═══ RECORD EXTRACTS

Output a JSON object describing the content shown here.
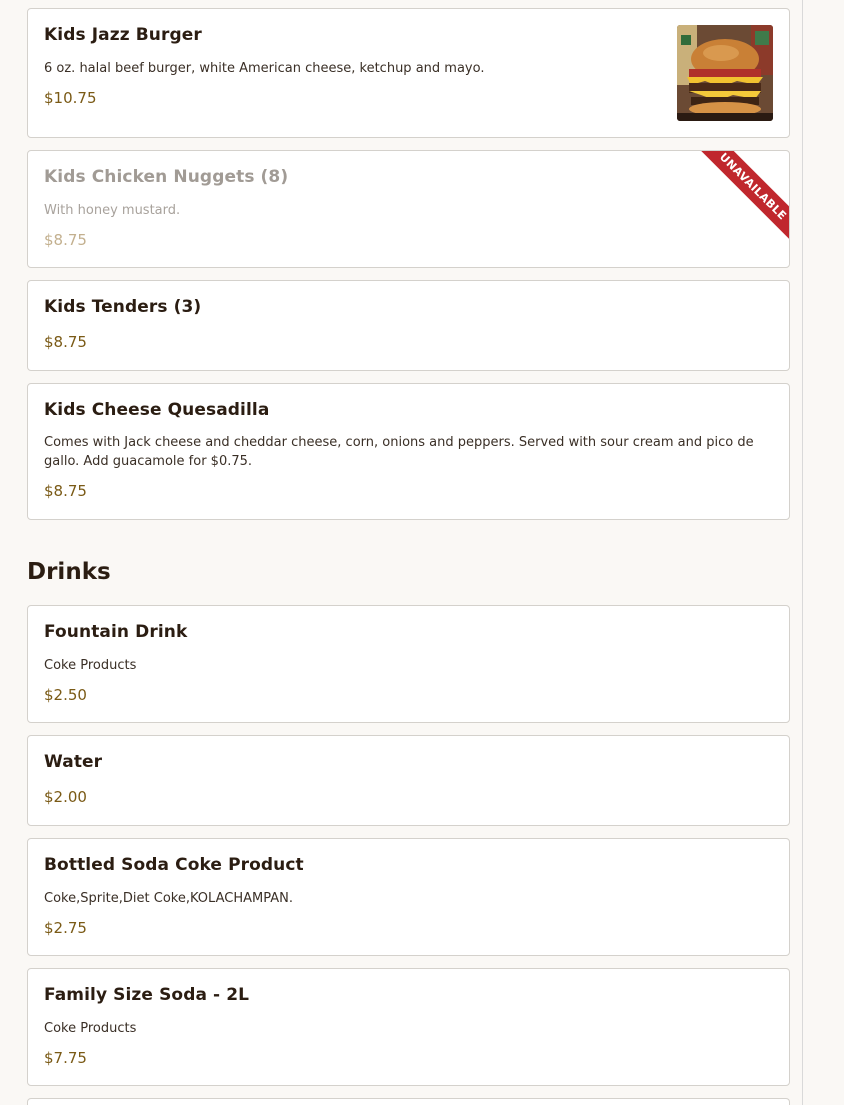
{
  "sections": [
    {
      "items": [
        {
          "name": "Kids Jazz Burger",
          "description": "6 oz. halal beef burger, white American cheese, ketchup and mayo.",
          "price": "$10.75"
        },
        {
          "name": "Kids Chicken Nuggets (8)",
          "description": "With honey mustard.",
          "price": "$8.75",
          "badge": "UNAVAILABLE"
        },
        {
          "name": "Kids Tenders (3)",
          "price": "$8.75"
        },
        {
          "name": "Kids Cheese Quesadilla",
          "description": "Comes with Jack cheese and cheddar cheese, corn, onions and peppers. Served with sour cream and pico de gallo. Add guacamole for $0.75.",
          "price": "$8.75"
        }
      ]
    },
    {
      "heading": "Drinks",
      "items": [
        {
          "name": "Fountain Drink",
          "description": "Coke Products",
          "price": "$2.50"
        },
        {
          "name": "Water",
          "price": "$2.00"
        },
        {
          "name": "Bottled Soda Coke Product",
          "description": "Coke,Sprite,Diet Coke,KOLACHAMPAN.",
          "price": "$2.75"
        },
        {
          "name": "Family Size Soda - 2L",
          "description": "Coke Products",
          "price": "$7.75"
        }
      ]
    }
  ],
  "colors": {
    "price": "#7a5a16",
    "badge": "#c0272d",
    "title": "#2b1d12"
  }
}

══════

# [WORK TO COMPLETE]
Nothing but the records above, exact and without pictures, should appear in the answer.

# [YOUR SOLUTION]
Output a JSON object describing the content shown here.
{
  "sections": [
    {
      "items": [
        {
          "name": "Kids Jazz Burger",
          "description": "6 oz. halal beef burger, white American cheese, ketchup and mayo.",
          "price": "$10.75"
        },
        {
          "name": "Kids Chicken Nuggets (8)",
          "description": "With honey mustard.",
          "price": "$8.75",
          "badge": "UNAVAILABLE"
        },
        {
          "name": "Kids Tenders (3)",
          "price": "$8.75"
        },
        {
          "name": "Kids Cheese Quesadilla",
          "description": "Comes with Jack cheese and cheddar cheese, corn, onions and peppers. Served with sour cream and pico de gallo. Add guacamole for $0.75.",
          "price": "$8.75"
        }
      ]
    },
    {
      "heading": "Drinks",
      "items": [
        {
          "name": "Fountain Drink",
          "description": "Coke Products",
          "price": "$2.50"
        },
        {
          "name": "Water",
          "price": "$2.00"
        },
        {
          "name": "Bottled Soda Coke Product",
          "description": "Coke,Sprite,Diet Coke,KOLACHAMPAN.",
          "price": "$2.75"
        },
        {
          "name": "Family Size Soda - 2L",
          "description": "Coke Products",
          "price": "$7.75"
        }
      ]
    }
  ],
  "colors": {
    "price": "#7a5a16",
    "badge": "#c0272d",
    "title": "#2b1d12"
  }
}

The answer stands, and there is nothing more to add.